A Passion for Forestry
The true passion for forestry comes in all the little things, the things we don’t always notice, or don’t always appreciate, like watching the tiny changes in leaf colour during the autumn months, until the trees are bare, and the ground is littered with a carpet of reds, oranges, and browns. Seeing the pink larch buds come out at the beginning of spring, vibrant and stark against the fresh green, until they begin to turn into cones.
That first day after a long winter when you can walk on site with a T-shirt on as the sun gets a little warmer, and you find yourself surrounded by butterflies and bees making their return for summer. It comes when you’re standing exhausted after a day in the wind and the rain, soaked through after one too many stumbles into unexpected drains and just as you’re about to head home, the clouds clear and the landscape around you comes into full view. It’s quite something to be getting paid to experience the views so many travel miles across the country to see. It’s in the conversations with contractors that turn into catch ups and how’s things, and a laugh shared every so often. It comes when you realise your worry over trees was wasted, the trees are doing just fine, and will continue to do so as they grow from small little wobbly stems, into strong, upright trees. It’s in the moments when you realise you no longer need to phone your manager to ask how to do something, you just know. It’s found in the excitement of knowing that you will grow and develop as a Forest Manager alongside the trees planted in the ground, taking it season by season.

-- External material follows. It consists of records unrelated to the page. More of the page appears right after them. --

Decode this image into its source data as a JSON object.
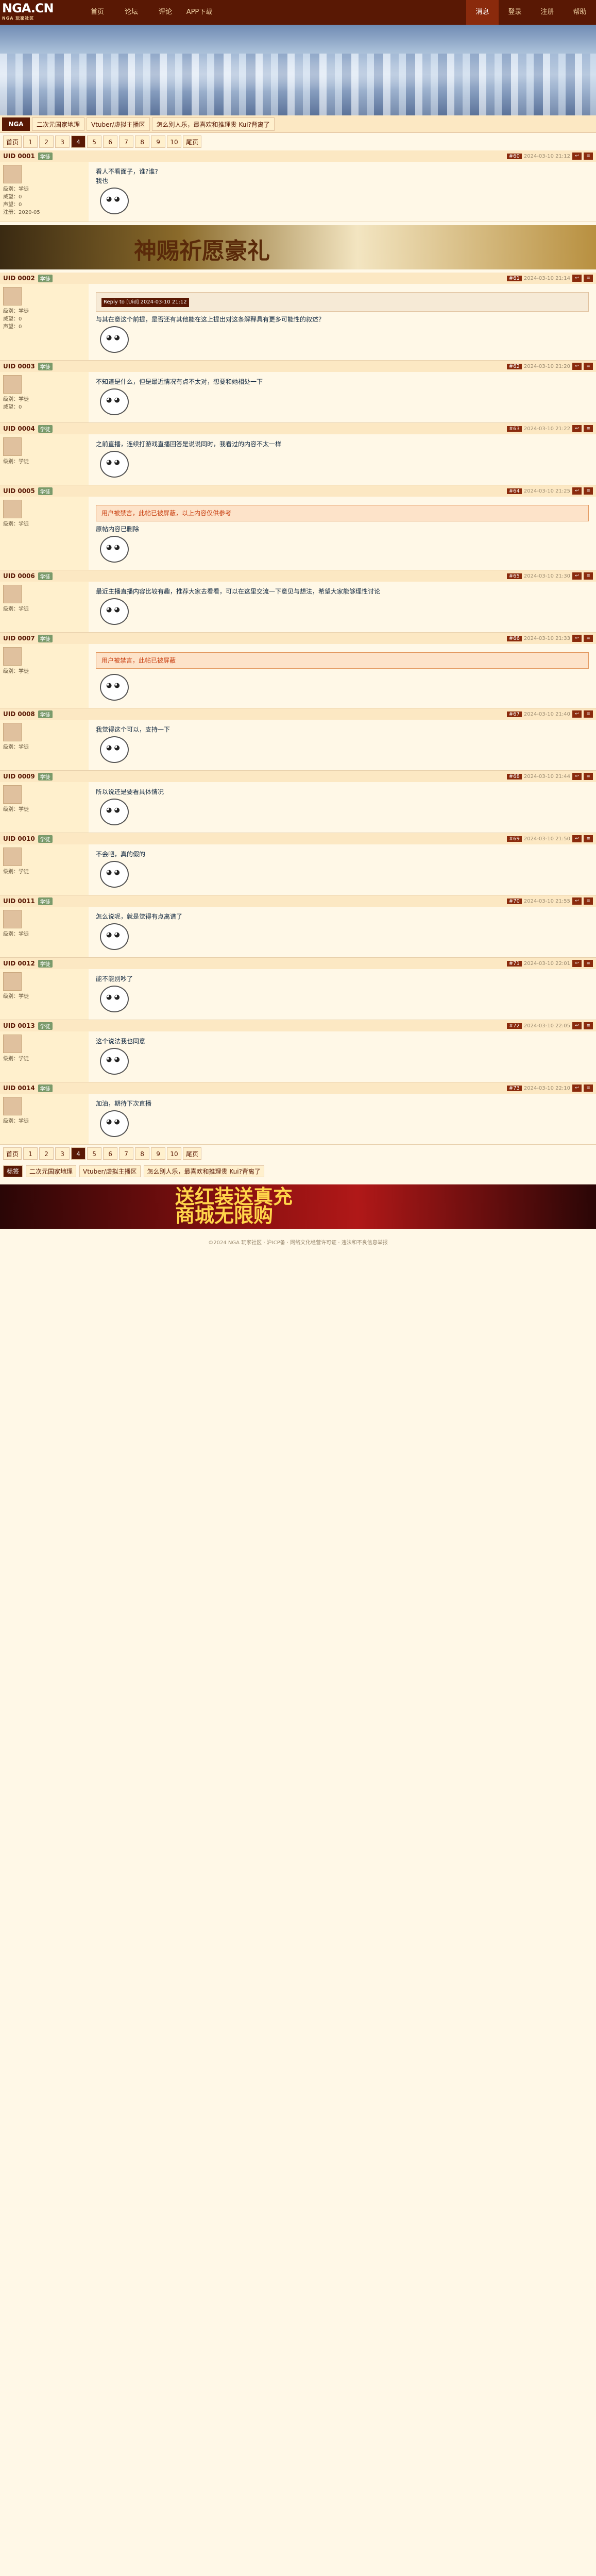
{
  "site": {
    "logo": "NGA.CN",
    "sub": "NGA 玩家社区"
  },
  "topnav": [
    "首页",
    "论坛",
    "评论",
    "APP下载"
  ],
  "rightnav": [
    "消息",
    "登录",
    "注册",
    "帮助"
  ],
  "breadcrumb": {
    "home": "NGA",
    "segments": [
      "二次元国家地理",
      "Vtuber/虚拟主播区",
      "怎么别人乐，最喜欢和推理贵 Kui?背离了"
    ]
  },
  "pager": {
    "first": "首页",
    "pages": [
      "1",
      "2",
      "3",
      "4",
      "5",
      "6",
      "7",
      "8",
      "9",
      "10"
    ],
    "current": "4",
    "last": "尾页"
  },
  "posts": [
    {
      "user": "UID 0001",
      "badge": "学徒",
      "floor": "#60",
      "time": "2024-03-10 21:12",
      "side": [
        "级别：学徒",
        "威望：0",
        "声望：0",
        "注册：2020-05"
      ],
      "text": "看人不看面子，谁?谁?",
      "note": "我也"
    },
    {
      "user": "UID 0002",
      "badge": "学徒",
      "floor": "#61",
      "time": "2024-03-10 21:14",
      "side": [
        "级别：学徒",
        "威望：0",
        "声望：0"
      ],
      "quote": "Reply to [Uid] 2024-03-10 21:12",
      "text": "与其在意这个前提，是否还有其他能在这上提出对这条解释具有更多可能性的叙述？"
    },
    {
      "user": "UID 0003",
      "badge": "学徒",
      "floor": "#62",
      "time": "2024-03-10 21:20",
      "side": [
        "级别：学徒",
        "威望：0"
      ],
      "text": "不知道是什么，但是最近情况有点不太对，想要和她相处一下"
    },
    {
      "user": "UID 0004",
      "badge": "学徒",
      "floor": "#63",
      "time": "2024-03-10 21:22",
      "side": [
        "级别：学徒"
      ],
      "text": "之前直播，连续打游戏直播回答是说说同时，我看过的内容不太一样"
    },
    {
      "user": "UID 0005",
      "badge": "学徒",
      "floor": "#64",
      "time": "2024-03-10 21:25",
      "side": [
        "级别：学徒"
      ],
      "warn": "用户被禁言，此帖已被屏蔽，以上内容仅供参考",
      "text": "原帖内容已删除"
    },
    {
      "user": "UID 0006",
      "badge": "学徒",
      "floor": "#65",
      "time": "2024-03-10 21:30",
      "side": [
        "级别：学徒"
      ],
      "text": "最近主播直播内容比较有趣，推荐大家去看看，可以在这里交流一下意见与想法，希望大家能够理性讨论"
    },
    {
      "user": "UID 0007",
      "badge": "学徒",
      "floor": "#66",
      "time": "2024-03-10 21:33",
      "side": [
        "级别：学徒"
      ],
      "warn": "用户被禁言，此帖已被屏蔽",
      "text": ""
    },
    {
      "user": "UID 0008",
      "badge": "学徒",
      "floor": "#67",
      "time": "2024-03-10 21:40",
      "side": [
        "级别：学徒"
      ],
      "text": "我觉得这个可以，支持一下"
    },
    {
      "user": "UID 0009",
      "badge": "学徒",
      "floor": "#68",
      "time": "2024-03-10 21:44",
      "side": [
        "级别：学徒"
      ],
      "text": "所以说还是要看具体情况"
    },
    {
      "user": "UID 0010",
      "badge": "学徒",
      "floor": "#69",
      "time": "2024-03-10 21:50",
      "side": [
        "级别：学徒"
      ],
      "text": "不会吧，真的假的"
    },
    {
      "user": "UID 0011",
      "badge": "学徒",
      "floor": "#70",
      "time": "2024-03-10 21:55",
      "side": [
        "级别：学徒"
      ],
      "text": "怎么说呢，就是觉得有点离谱了"
    },
    {
      "user": "UID 0012",
      "badge": "学徒",
      "floor": "#71",
      "time": "2024-03-10 22:01",
      "side": [
        "级别：学徒"
      ],
      "text": "能不能别吵了"
    },
    {
      "user": "UID 0013",
      "badge": "学徒",
      "floor": "#72",
      "time": "2024-03-10 22:05",
      "side": [
        "级别：学徒"
      ],
      "text": "这个说法我也同意"
    },
    {
      "user": "UID 0014",
      "badge": "学徒",
      "floor": "#73",
      "time": "2024-03-10 22:10",
      "side": [
        "级别：学徒"
      ],
      "text": "加油，期待下次直播"
    }
  ],
  "ads": {
    "a1": "神赐祈愿豪礼",
    "a2": "送红装送真充\n商城无限购"
  },
  "tags": {
    "label": "标签",
    "items": [
      "二次元国家地理",
      "Vtuber/虚拟主播区",
      "怎么别人乐，最喜欢和推理贵 Kui?背离了"
    ]
  },
  "footer": "©2024 NGA 玩家社区 · 沪ICP备 · 网络文化经营许可证 · 违法和不良信息举报"
}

All the Little Things
All these little things are easy to forget when you become overloaded with the stress of the job or the stress of providing for families and building a life out-with the work. We become so weighed down in the details and forget why we started this career in the first place. I’m sure we all have different reasons but isn’t it nice just knowing that unlike many in this world, going outside and being amongst the trees and up the hills and along the riverbanks is in our job description.
Admittedly, the enjoyment comes and goes with the seasons, dry socks are quite the rarity in the winter months. But whatever the season and whatever the reason, when you have a day where you’re stuck in the office and the list of tasks you need to do seems never ending (isn’t it amazing that even when you tick something off, the list doesn’t seem to get any shorter?), try and remember the little things that make the job worth it. When we spend so much of our life at work, it’s important we appreciate the smallest of pleasures to make the days a little bit better. Make sure you do something for you.